A collective noun is a noun that denotes a collection of persons or things regarded as a unit.
Usage Note: In American usage, a collective noun takes a singular verb when it refers to the collection considered as a whole, as in:
The family was united on this question.
The enemy is suing for peace.
It takes a plural verb when it refers to the members of the group considered as individuals, as in:
My family are always fighting among themselves.
The enemy were showing up in groups of three or four to turn in their weapons.
In British usage, however, collective nouns are more often treated as plurals:
The government have not announced a new policy.
The team are playing in the test matches next week.
A collective noun should not be treated as both singular and plural in the same construction; thus:
The family is determined to press its (not their) claim.

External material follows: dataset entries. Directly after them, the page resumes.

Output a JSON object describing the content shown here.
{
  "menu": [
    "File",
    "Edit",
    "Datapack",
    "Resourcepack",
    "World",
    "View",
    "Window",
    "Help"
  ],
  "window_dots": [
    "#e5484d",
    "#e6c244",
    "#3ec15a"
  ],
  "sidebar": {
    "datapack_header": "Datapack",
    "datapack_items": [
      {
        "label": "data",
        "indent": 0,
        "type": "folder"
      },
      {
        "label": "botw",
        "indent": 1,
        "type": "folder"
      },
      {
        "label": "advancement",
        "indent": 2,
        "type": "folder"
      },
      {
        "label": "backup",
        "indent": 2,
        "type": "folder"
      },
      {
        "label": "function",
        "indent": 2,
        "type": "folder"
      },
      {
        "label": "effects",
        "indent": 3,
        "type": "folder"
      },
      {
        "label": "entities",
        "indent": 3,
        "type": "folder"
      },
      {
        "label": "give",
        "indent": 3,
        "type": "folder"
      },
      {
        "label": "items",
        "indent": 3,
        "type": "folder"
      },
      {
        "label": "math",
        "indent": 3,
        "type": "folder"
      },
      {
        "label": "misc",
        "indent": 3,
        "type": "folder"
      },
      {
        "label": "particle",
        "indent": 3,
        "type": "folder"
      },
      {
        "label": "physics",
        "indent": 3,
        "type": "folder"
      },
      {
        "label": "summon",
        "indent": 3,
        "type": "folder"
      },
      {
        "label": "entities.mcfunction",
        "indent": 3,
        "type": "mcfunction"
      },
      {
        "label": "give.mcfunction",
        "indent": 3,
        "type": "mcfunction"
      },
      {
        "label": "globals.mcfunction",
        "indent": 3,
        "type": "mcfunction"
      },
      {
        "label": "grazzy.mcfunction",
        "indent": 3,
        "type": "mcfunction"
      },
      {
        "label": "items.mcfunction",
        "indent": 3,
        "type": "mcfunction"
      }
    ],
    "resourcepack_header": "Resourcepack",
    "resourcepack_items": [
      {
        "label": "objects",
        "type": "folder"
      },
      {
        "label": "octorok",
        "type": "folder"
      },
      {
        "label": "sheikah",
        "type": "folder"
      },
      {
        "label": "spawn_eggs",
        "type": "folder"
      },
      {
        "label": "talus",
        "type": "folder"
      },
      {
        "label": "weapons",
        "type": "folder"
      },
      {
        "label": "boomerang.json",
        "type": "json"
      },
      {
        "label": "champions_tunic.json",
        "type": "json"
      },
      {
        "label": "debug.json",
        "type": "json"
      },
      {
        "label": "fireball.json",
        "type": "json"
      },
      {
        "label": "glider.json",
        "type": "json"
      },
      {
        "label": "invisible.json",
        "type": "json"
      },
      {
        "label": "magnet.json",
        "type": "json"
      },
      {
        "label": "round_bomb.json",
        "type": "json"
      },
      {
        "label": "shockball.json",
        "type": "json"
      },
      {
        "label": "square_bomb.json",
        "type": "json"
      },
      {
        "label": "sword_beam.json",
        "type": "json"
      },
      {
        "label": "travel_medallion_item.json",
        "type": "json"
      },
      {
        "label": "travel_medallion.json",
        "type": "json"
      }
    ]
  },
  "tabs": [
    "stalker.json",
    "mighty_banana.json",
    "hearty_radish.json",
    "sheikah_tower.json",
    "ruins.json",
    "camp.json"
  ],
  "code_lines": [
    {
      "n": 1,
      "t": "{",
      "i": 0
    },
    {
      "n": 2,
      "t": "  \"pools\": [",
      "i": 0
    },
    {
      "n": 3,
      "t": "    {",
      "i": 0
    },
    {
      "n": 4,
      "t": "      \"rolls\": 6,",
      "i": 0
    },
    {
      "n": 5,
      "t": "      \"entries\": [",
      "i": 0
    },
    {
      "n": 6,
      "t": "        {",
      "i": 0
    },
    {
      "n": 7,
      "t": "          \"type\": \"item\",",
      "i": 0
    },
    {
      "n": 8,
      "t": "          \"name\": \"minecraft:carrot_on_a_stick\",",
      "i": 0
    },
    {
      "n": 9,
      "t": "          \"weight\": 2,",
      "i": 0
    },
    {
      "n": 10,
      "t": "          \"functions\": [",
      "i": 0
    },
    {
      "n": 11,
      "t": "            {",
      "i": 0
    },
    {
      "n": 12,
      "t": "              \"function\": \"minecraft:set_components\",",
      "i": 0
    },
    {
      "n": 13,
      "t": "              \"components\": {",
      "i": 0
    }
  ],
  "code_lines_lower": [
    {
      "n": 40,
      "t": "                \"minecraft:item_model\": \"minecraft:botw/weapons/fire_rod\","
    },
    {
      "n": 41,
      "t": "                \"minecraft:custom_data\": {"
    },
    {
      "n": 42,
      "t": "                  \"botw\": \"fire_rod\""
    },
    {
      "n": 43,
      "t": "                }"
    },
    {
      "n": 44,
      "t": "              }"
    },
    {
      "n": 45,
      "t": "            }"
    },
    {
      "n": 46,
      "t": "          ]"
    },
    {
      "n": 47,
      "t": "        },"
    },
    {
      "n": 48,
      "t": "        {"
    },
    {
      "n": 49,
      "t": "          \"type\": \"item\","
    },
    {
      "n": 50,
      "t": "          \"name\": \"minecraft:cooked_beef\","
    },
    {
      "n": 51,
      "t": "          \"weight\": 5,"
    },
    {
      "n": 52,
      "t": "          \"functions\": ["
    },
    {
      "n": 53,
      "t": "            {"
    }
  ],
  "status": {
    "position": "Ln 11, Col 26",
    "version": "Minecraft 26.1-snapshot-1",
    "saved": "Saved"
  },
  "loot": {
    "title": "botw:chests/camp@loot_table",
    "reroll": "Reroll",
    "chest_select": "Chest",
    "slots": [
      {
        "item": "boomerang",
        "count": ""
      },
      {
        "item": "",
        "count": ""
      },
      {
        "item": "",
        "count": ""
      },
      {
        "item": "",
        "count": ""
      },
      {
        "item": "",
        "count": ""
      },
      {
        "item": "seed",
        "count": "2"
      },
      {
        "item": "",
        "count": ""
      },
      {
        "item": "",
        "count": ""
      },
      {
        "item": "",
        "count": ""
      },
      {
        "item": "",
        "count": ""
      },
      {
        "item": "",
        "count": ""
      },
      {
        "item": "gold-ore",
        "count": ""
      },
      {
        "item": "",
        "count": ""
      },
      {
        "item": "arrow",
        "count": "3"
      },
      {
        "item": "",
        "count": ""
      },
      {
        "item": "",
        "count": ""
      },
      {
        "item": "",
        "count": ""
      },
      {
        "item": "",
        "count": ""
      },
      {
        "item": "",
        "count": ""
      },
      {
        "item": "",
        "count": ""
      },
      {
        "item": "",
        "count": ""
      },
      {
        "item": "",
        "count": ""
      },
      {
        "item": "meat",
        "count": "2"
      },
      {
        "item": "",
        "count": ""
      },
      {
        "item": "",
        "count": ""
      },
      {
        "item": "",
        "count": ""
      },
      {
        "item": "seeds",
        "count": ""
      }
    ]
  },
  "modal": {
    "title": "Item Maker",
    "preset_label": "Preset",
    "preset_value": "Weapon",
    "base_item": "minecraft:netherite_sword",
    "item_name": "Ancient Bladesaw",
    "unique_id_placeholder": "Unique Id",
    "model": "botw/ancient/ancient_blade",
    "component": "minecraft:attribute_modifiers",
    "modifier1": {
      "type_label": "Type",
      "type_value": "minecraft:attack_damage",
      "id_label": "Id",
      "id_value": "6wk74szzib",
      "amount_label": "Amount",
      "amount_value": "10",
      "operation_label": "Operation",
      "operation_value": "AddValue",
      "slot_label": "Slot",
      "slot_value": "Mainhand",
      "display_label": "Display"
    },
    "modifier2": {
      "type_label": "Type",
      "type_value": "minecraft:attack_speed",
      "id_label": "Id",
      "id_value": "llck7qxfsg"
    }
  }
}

Among the common collective nouns are:
Swan (Practical English Usage, New Edition, Oxford University Press, 1997) elaborates on this singular/plural usage, and disagrees about treating collective nouns as both singular and plural in the same construction:
“In British English, singular words like family, team, government, which refer to groups of people, can be used with either singular or plural verbs and pronouns.
This team is/are going to lose.
Plural forms are common when the group is considered as a collection of people doing personal things like deciding, hoping or wanting; and in these cases we use who, not which, as a relative pronoun. Singular forms (with which as a relative pronoun) are more common when the group is seen as an impersonal unit. Compare:
My family have decided to move to Nottingham. They think it’s a better place to live.
The average British family has 3.6 members. It is smaller and richer than 50 years ago.
The government, who are hoping to ease export restrictions soon, …
The government, which is elected by a simple majority, …
My firm are wonderful. They do all they can for me.
My firm was founded in the 18th century.
When a group noun is used with a singular determiner (e.g. a/an, each, every, this, that), singular verbs and pronouns are normal. Compare:
The team are full of enthusiasm.
A team which is full of enthusiasm has a better chance of winning.
Sometimes singular and plural forms are mixed:
The group gave its first concert in June and they are already booked up for the next six months.
Examples of group nouns which can be used with both singular and plural verbs in British English:
England (e.g. the football team)
In American English singular verbs are normally used with most of these nouns in all cases (though family can have a plural verb). Plural pronouns can be used:
The team is in Detroit this weekend. They have a good chance of winning.”